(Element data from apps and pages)
Segment Open

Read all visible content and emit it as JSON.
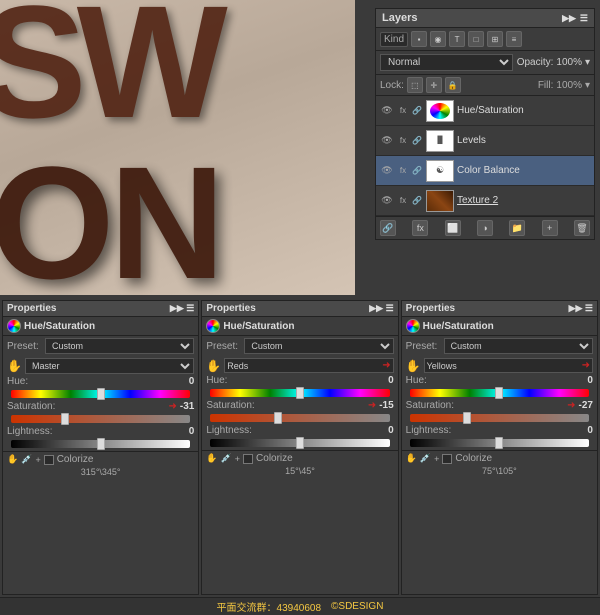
{
  "canvas": {
    "sw_text": "SW",
    "on_text": "ON"
  },
  "layers": {
    "title": "Layers",
    "kind_label": "Kind",
    "mode": "Normal",
    "opacity_label": "Opacity:",
    "opacity_value": "100%",
    "lock_label": "Lock:",
    "fill_label": "Fill:",
    "fill_value": "100%",
    "items": [
      {
        "name": "Hue/Saturation",
        "type": "adjustment",
        "visible": true
      },
      {
        "name": "Levels",
        "type": "adjustment",
        "visible": true
      },
      {
        "name": "Color Balance",
        "type": "adjustment",
        "visible": true
      },
      {
        "name": "Texture 2",
        "type": "texture",
        "visible": true,
        "underline": true
      }
    ]
  },
  "properties": [
    {
      "title": "Properties",
      "panel_title": "Hue/Saturation",
      "preset_label": "Preset:",
      "preset_value": "Custom",
      "channel_label": "",
      "channel_value": "Master",
      "channel_arrow": false,
      "hue_label": "Hue:",
      "hue_value": "0",
      "hue_pos": "50%",
      "sat_label": "Saturation:",
      "sat_value": "-31",
      "sat_pos": "30%",
      "light_label": "Lightness:",
      "light_value": "0",
      "light_pos": "50%",
      "colorize": "Colorize",
      "angle_text": "315°\\345°"
    },
    {
      "title": "Properties",
      "panel_title": "Hue/Saturation",
      "preset_label": "Preset:",
      "preset_value": "Custom",
      "channel_label": "",
      "channel_value": "Reds",
      "channel_arrow": true,
      "hue_label": "Hue:",
      "hue_value": "0",
      "hue_pos": "50%",
      "sat_label": "Saturation:",
      "sat_value": "-15",
      "sat_pos": "38%",
      "light_label": "Lightness:",
      "light_value": "0",
      "light_pos": "50%",
      "colorize": "Colorize",
      "angle_text": "15°\\45°"
    },
    {
      "title": "Properties",
      "panel_title": "Hue/Saturation",
      "preset_label": "Preset:",
      "preset_value": "Custom",
      "channel_label": "",
      "channel_value": "Yellows",
      "channel_arrow": true,
      "hue_label": "Hue:",
      "hue_value": "0",
      "hue_pos": "50%",
      "sat_label": "Saturation:",
      "sat_value": "-27",
      "sat_pos": "32%",
      "light_label": "Lightness:",
      "light_value": "0",
      "light_pos": "50%",
      "colorize": "Colorize",
      "angle_text": "75°\\105°"
    }
  ],
  "bottom_bar": {
    "group": "平面交流群：43940608",
    "brand": "©SDESIGN"
  }
}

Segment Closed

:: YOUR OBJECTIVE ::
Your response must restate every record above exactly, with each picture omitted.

:: TASK ANSWER ::
Read all visible content and emit it as JSON.
{
  "canvas": {
    "sw_text": "SW",
    "on_text": "ON"
  },
  "layers": {
    "title": "Layers",
    "kind_label": "Kind",
    "mode": "Normal",
    "opacity_label": "Opacity:",
    "opacity_value": "100%",
    "lock_label": "Lock:",
    "fill_label": "Fill:",
    "fill_value": "100%",
    "items": [
      {
        "name": "Hue/Saturation",
        "type": "adjustment",
        "visible": true
      },
      {
        "name": "Levels",
        "type": "adjustment",
        "visible": true
      },
      {
        "name": "Color Balance",
        "type": "adjustment",
        "visible": true
      },
      {
        "name": "Texture 2",
        "type": "texture",
        "visible": true,
        "underline": true
      }
    ]
  },
  "properties": [
    {
      "title": "Properties",
      "panel_title": "Hue/Saturation",
      "preset_label": "Preset:",
      "preset_value": "Custom",
      "channel_label": "",
      "channel_value": "Master",
      "channel_arrow": false,
      "hue_label": "Hue:",
      "hue_value": "0",
      "hue_pos": "50%",
      "sat_label": "Saturation:",
      "sat_value": "-31",
      "sat_pos": "30%",
      "light_label": "Lightness:",
      "light_value": "0",
      "light_pos": "50%",
      "colorize": "Colorize",
      "angle_text": "315°\\345°"
    },
    {
      "title": "Properties",
      "panel_title": "Hue/Saturation",
      "preset_label": "Preset:",
      "preset_value": "Custom",
      "channel_label": "",
      "channel_value": "Reds",
      "channel_arrow": true,
      "hue_label": "Hue:",
      "hue_value": "0",
      "hue_pos": "50%",
      "sat_label": "Saturation:",
      "sat_value": "-15",
      "sat_pos": "38%",
      "light_label": "Lightness:",
      "light_value": "0",
      "light_pos": "50%",
      "colorize": "Colorize",
      "angle_text": "15°\\45°"
    },
    {
      "title": "Properties",
      "panel_title": "Hue/Saturation",
      "preset_label": "Preset:",
      "preset_value": "Custom",
      "channel_label": "",
      "channel_value": "Yellows",
      "channel_arrow": true,
      "hue_label": "Hue:",
      "hue_value": "0",
      "hue_pos": "50%",
      "sat_label": "Saturation:",
      "sat_value": "-27",
      "sat_pos": "32%",
      "light_label": "Lightness:",
      "light_value": "0",
      "light_pos": "50%",
      "colorize": "Colorize",
      "angle_text": "75°\\105°"
    }
  ],
  "bottom_bar": {
    "group": "平面交流群：43940608",
    "brand": "©SDESIGN"
  }
}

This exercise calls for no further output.